The GI 10mm 1911 is indeed easier to shoot than the Smith & Wesson Model 29 revolvers I’ve historically carried. Power-wise the 10 mm isn’t quite a magnum, but it’s close. I went down to the range and set up a couple of simple tests. First I set up a modified Bill Drill. Two FBI Q targets were put up and three six-shot strings were fired at each using a 5-inch S&W Model 29 in .44 Mag. and the GI 10 mm 1911. The distance was 10 yards and the goal was all center hits as quickly as possible. Time was measured on a Competition Electronics shot timer with any shot out of the Q adding 5 seconds to the time. Average of the three strings fired with the Model 29 firing my 240-grain cast lead handload was 10.54 seconds. Average of the three strings fired with the 10 mm Guncrafter 1911 using a Federal 190-grain JHP load was 5.79 seconds.

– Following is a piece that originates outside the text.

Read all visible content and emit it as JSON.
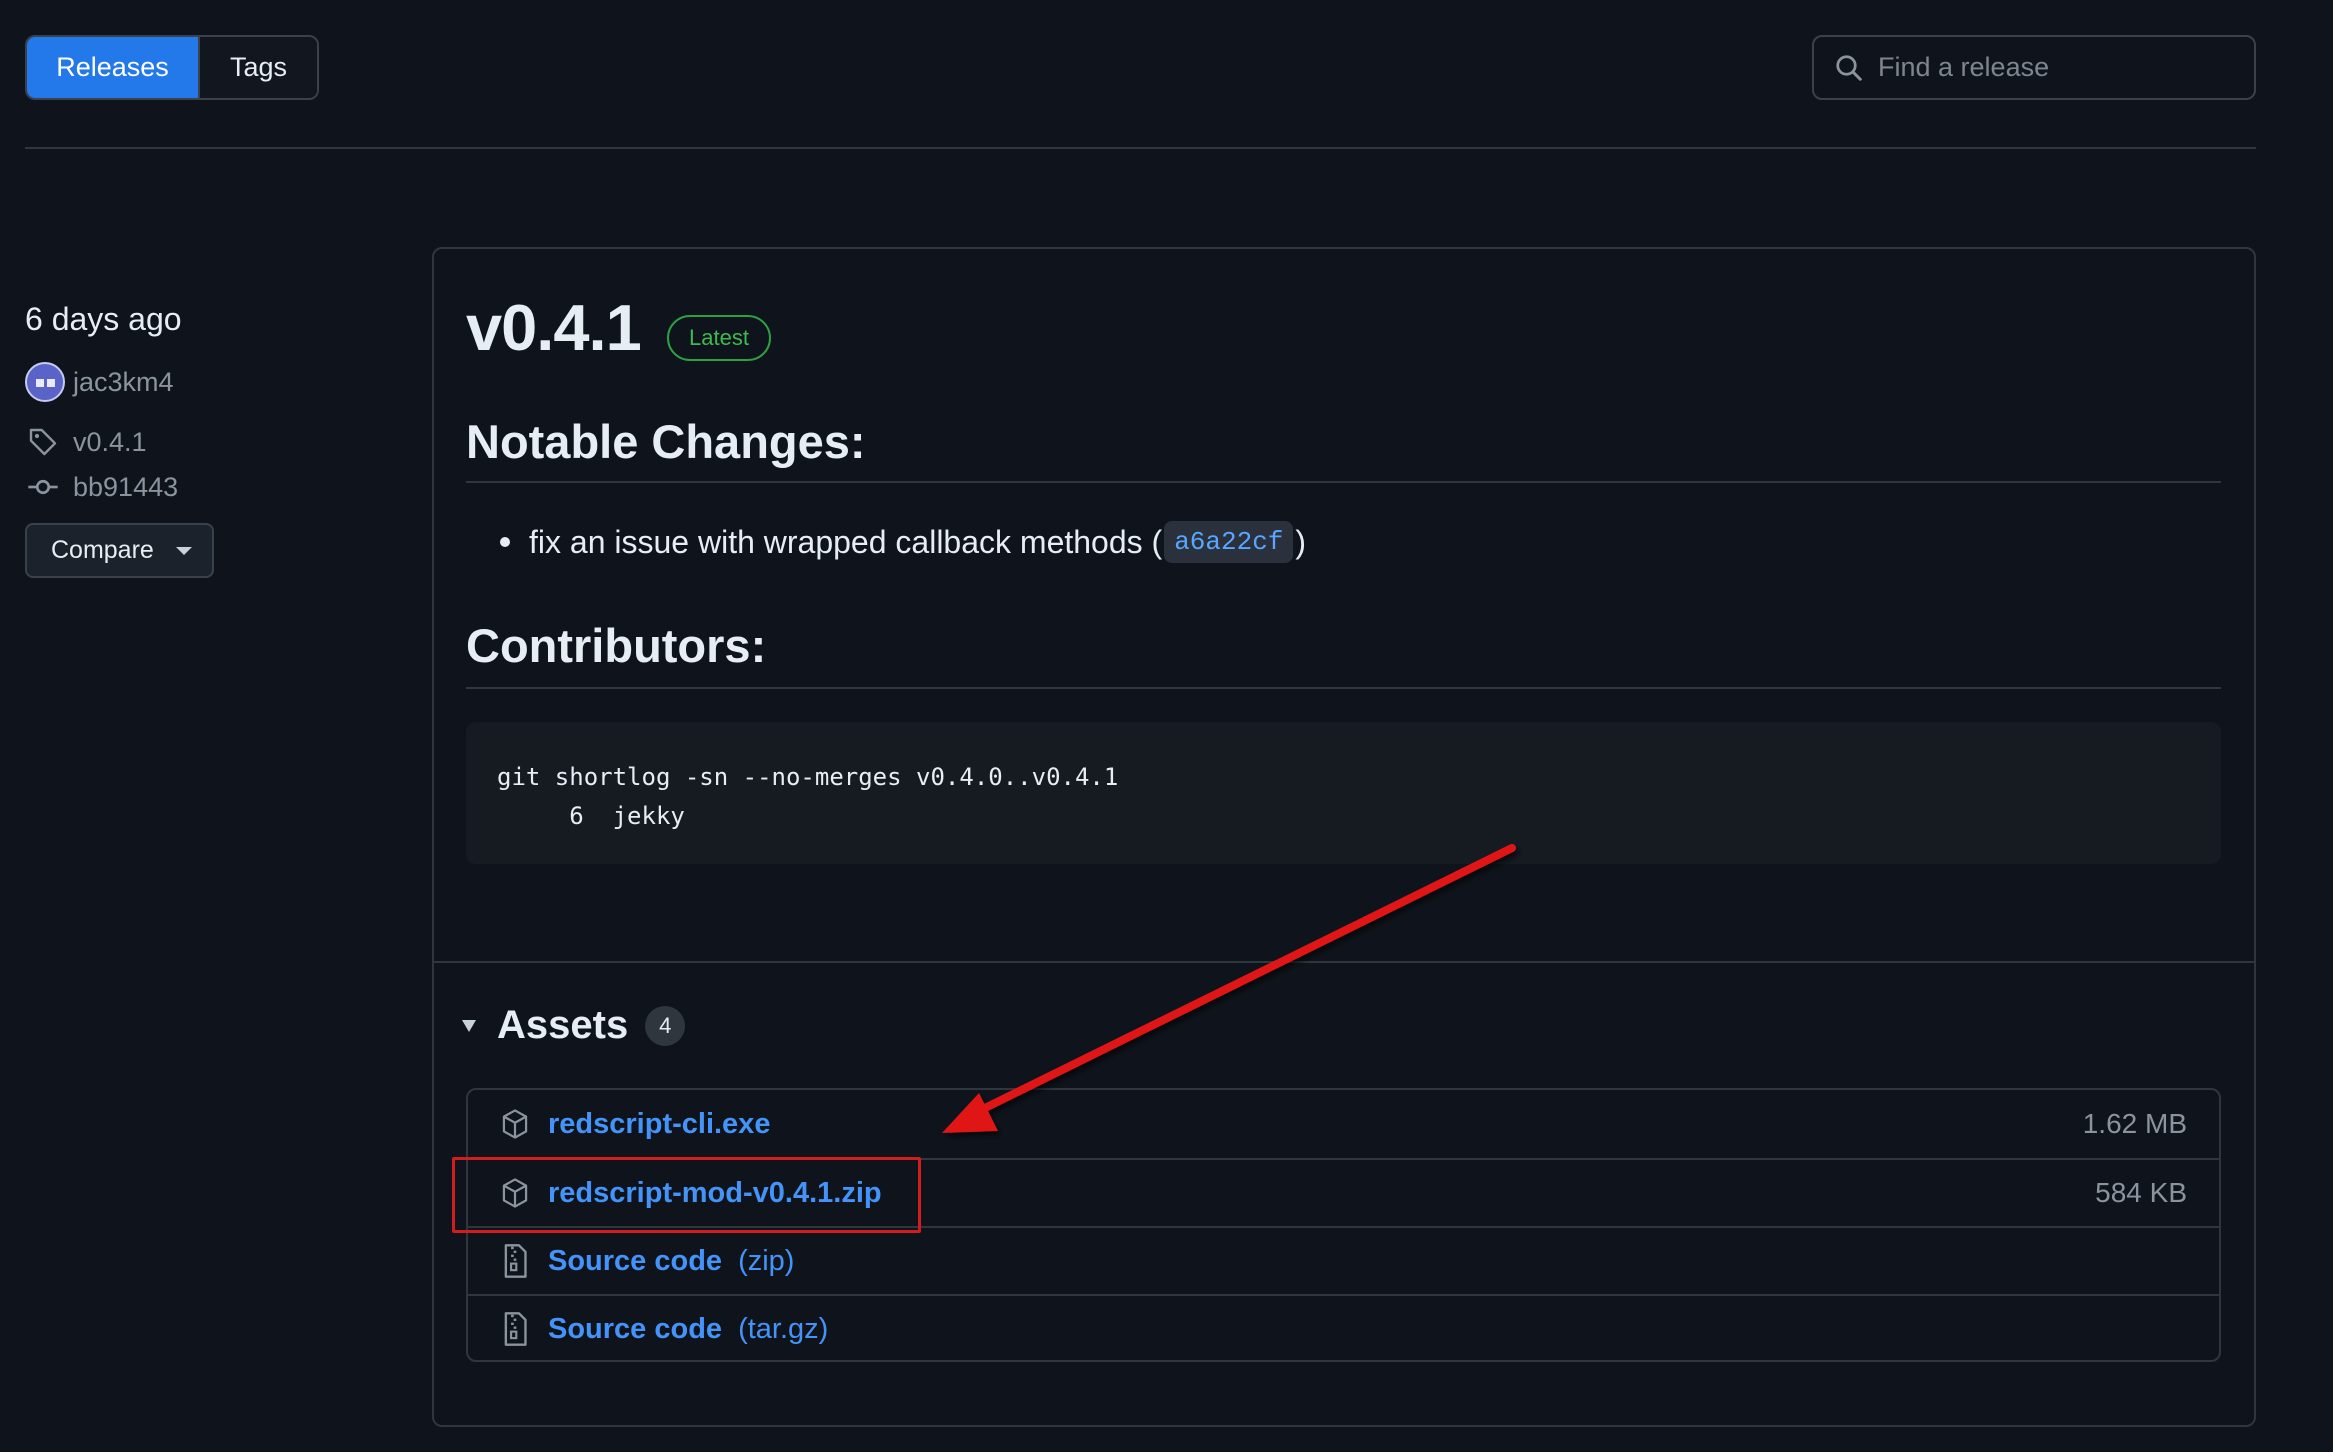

The beavertail grip safety on the GI 10mm is nicely blended to the contours of the frame and the thumb safety is trimmed back so as to not over hang the rear of the frame at the tang.

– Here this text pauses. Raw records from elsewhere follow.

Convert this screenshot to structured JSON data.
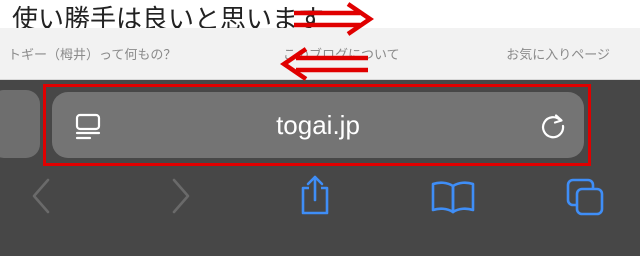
{
  "page": {
    "text": "使い勝手は良いと思います"
  },
  "nav": {
    "links": [
      "トギー（栂井）って何もの？",
      "このブログについて",
      "お気に入りページ"
    ]
  },
  "address_bar": {
    "url": "togai.jp"
  },
  "icons": {
    "reader": "reader-view-icon",
    "reload": "reload-icon",
    "back": "chevron-left-icon",
    "forward": "chevron-right-icon",
    "share": "share-icon",
    "bookmarks": "book-icon",
    "tabs": "tabs-icon",
    "annotation": "double-arrow-icon"
  },
  "colors": {
    "accent": "#3f8ef7",
    "disabled": "#6a6a6a",
    "highlight": "#e00000"
  }
}
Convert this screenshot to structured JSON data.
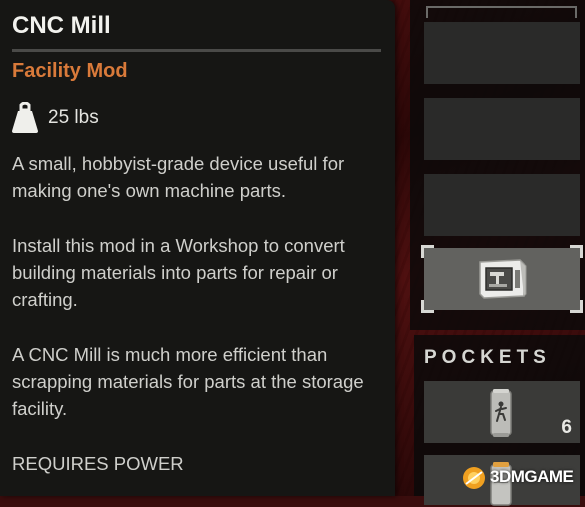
{
  "item": {
    "title": "CNC Mill",
    "category": "Facility Mod",
    "weight": "25 lbs",
    "description": [
      "A small, hobbyist-grade device useful for making one's own machine parts.",
      "Install this mod in a Workshop to convert building materials into parts for repair or crafting.",
      "A CNC Mill is much more efficient than scrapping materials for parts at the storage facility.",
      "REQUIRES POWER"
    ]
  },
  "inventory": {
    "selected_item_icon": "cnc-mill-icon"
  },
  "pockets": {
    "title": "POCKETS",
    "items": [
      {
        "icon": "energy-drink-can-icon",
        "count": "6"
      },
      {
        "icon": "soda-can-icon",
        "count": ""
      }
    ]
  },
  "watermark": {
    "text": "3DMGAME"
  },
  "colors": {
    "category_accent": "#d97a3a",
    "tooltip_bg": "#161614",
    "backdrop_red": "#3a0d0d"
  }
}
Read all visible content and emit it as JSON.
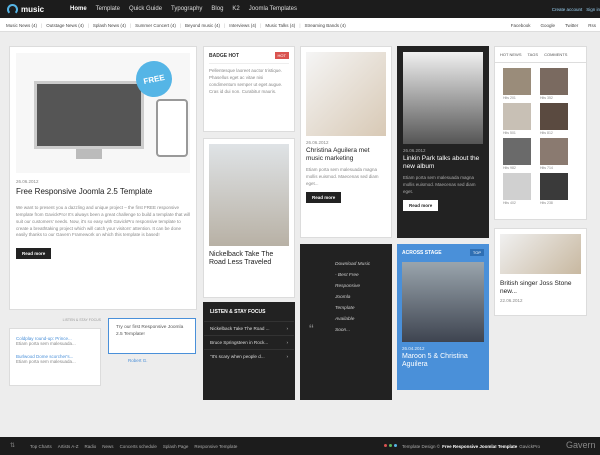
{
  "brand": {
    "name": "music"
  },
  "nav": [
    "Home",
    "Template",
    "Quick Guide",
    "Typography",
    "Blog",
    "K2",
    "Joomla Templates"
  ],
  "account": {
    "create": "Create account",
    "signin": "Sign in"
  },
  "subnav": [
    "Music News (4)",
    "Outstage News (4)",
    "Splash News (4)",
    "Summer Concert (4)",
    "Beyond music (4)",
    "Interviews (4)",
    "Music Talks (4)",
    "Streaming Bands (4)"
  ],
  "social": [
    "Facebook",
    "Google",
    "Twitter",
    "Rss"
  ],
  "featured": {
    "free_badge": "FREE",
    "date": "26.06.2012",
    "title": "Free Responsive Joomla 2.5 Template",
    "body": "We want to present you a dazzling and unique project – the first FREE responsive template from GavickPro! It's always been a great challenge to build a template that will suit our customers' needs. Now, it's so easy with GavickPro responsive template to create a breathtaking project which will catch your visitors' attention. It can be done easily thanks to our Gavern Framework on which this template is based!",
    "button": "Read more"
  },
  "badge": {
    "label": "BADGE HOT",
    "tag": "HOT",
    "text": "Pellentesque laoreet auctor tristique. Phasellus eget ac vitae nisi condimentum semper ut eget augue. Cras id dui non. Curabitur mauris."
  },
  "nickelback": {
    "title": "Nickelback Take The Road Less Traveled"
  },
  "listen": {
    "heading": "LISTEN & STAY FOCUS",
    "items": [
      "Nickelback Take The Road ...",
      "Bruce Springsteen in Rock...",
      "\"It's scary when people d..."
    ]
  },
  "christina": {
    "date": "26.06.2012",
    "title": "Christina Aguilera met music marketing",
    "text": "Etiam porta sem malesuada magna mollis euismod. Maecenas sed diam eget...",
    "button": "Read more"
  },
  "quote": {
    "lines": [
      "Download Music",
      "- Best Free",
      "Responsive",
      "Joomla",
      "Template",
      "Available",
      "Soon..."
    ]
  },
  "linkin": {
    "date": "26.06.2012",
    "title": "Linkin Park talks about the new album",
    "text": "Etiam porta sem malesuada magna mollis euismod. Maecenas sed diam eget.",
    "button": "Read more"
  },
  "across": {
    "heading": "ACROSS STAGE",
    "tag": "TOP",
    "date": "26.04.2012",
    "title": "Maroon 5 & Christina Aguilera"
  },
  "sidebar": {
    "tabs": [
      "HOT NEWS",
      "TAGS",
      "COMMENTS"
    ],
    "captions": [
      "Hits 201",
      "Hits 352",
      "Hits 501",
      "Hits 812",
      "Hits 982",
      "Hits 714",
      "Hits 402",
      "Hits 238"
    ]
  },
  "joss": {
    "title": "British singer Joss Stone new...",
    "date": "22.06.2012"
  },
  "bottom_left": {
    "heading": "LISTEN & STAY FOCUS",
    "items": [
      {
        "title": "Coldplay round-up: Prince...",
        "text": "Etiam porta sem malesuada..."
      },
      {
        "title": "Burlwood Dome scorcher's...",
        "text": "Etiam porta sem malesuada..."
      }
    ]
  },
  "tooltip": {
    "text": "Try our first Responsive Joomla 2.5 Template!",
    "author": "Robert G."
  },
  "footer": {
    "links": [
      "Top Charts",
      "Artists A-Z",
      "Radio",
      "News",
      "Concerts schedule",
      "Splash Page",
      "Responsive Template"
    ],
    "credit_prefix": "Template Design ©",
    "credit_bold": "Free Responsive Joomla! Template",
    "credit_suffix": "GavickPro",
    "logo": "Gavern"
  },
  "colors": {
    "accent": "#55b5e6",
    "hot": "#d9534f",
    "blue_card": "#4a90d9"
  }
}
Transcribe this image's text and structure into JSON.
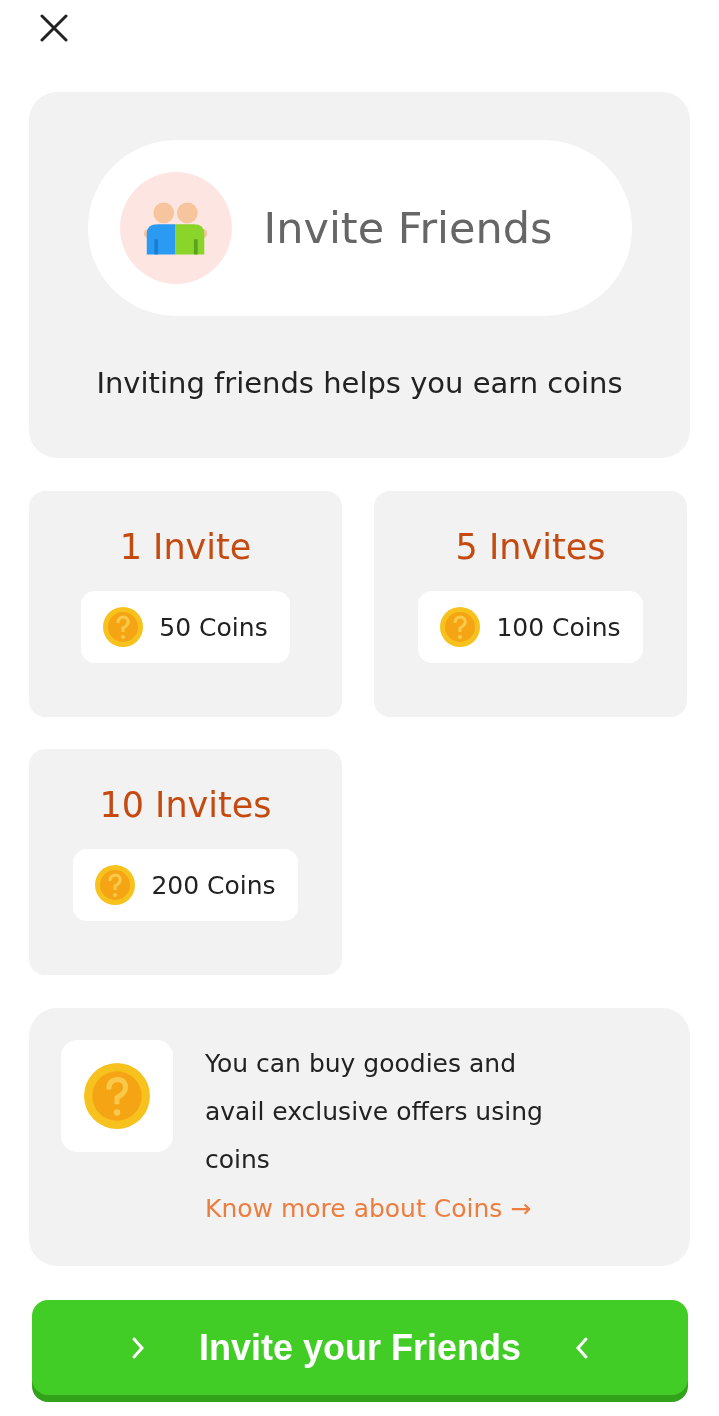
{
  "hero": {
    "title": "Invite Friends",
    "subtitle": "Inviting friends helps you earn coins"
  },
  "rewards": [
    {
      "title": "1 Invite",
      "coins": "50 Coins"
    },
    {
      "title": "5 Invites",
      "coins": "100 Coins"
    },
    {
      "title": "10 Invites",
      "coins": "200 Coins"
    }
  ],
  "info": {
    "text": "You can buy goodies and avail exclusive offers using coins",
    "link": "Know more about Coins →"
  },
  "cta": {
    "label": "Invite your Friends"
  }
}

Next I set up a simulated charging bear drill that Ken uses. Two poppers are set up at 12 and 10 yards and an IDPA target at 5 yards. From the low ready, the targets are engaged far to near with the par time being 3.5 seconds. The poppers must be knocked down and the IDPA target requires a head shot. Average time with the .44 Mag. Model 29 ran over par by quite a bit. Three runs with the GI 10 mm 1911 averaged 3.68 seconds; just a hair over the par time. Some of the revolver runs were, quite frankly, pretty ugly. The 10mm 1911 proved to be much more manageable during these tests.
The GI 10 mm 1911 has been in our possession for over three months and we have fired nearly 350 rounds of assorted ammunition through the pistol. The only problem we encountered was a case of false slide-lock with some of the ammunition tested. This was due to the length of the inner lug of the slide stop which was contacting the bullet of the round being fed from the magazine. This was only a problem with some of the ammo tested and was it was remedied by taking a few file strokes of material off of the slide stop lug. While I was augering on it, I also put a light dimple in the back face of the slide stop to engage the plunger tube detent making it just a tad harder to move it upward.
Deeply serrated at 15 LPI, the top of the GI 10mm’s slide is set off by the easily visible gold bead in the grooved front sight blade.
The10 mm Guncrafter No Name Government Model is an eminently shootable pistol. The trigger pull is crisp and consistent at 4 pounds, 5 ounces with just the right amount of take-up and no discernable overtravel. The wide notch rear sight and gold bead front offer a bold and quickly acquired sight picture. The high cut at the root of the trigger guard and the carefully blended beavertail grip safety help mitigate the recoil of the 10 mm cartridge. The 15 lpi frontstrap checkering combined with the 20 lpi checkering on the flat mainspring housing and G10 grips makes for a secure grip on the weapon. The grips, by the way, may be the ugliest I’ve seen on a 1911 pistol; functional but ugly. Lastly, the whole pistol is smooth with no sharp edges. The satin black Melonite finish should prove to be quite wear and weather resistant and the lubricity of this finish is also an advantage.
It’s quite possible that I’ve found a new backcountry companion. Riding centered on my chest, the Guncrafter No Name 1911 pistol seems right at home in the new Galco Great Alaskan chest holster. With a spare magazine of 9 rounds in the mag pouch on the holster’s suspension, the 10mm No Name 1911 is a reliable tool that I can count on, should the need arise, while rambling about the wilds of both the East and West. Its simple elegance is just a bonus.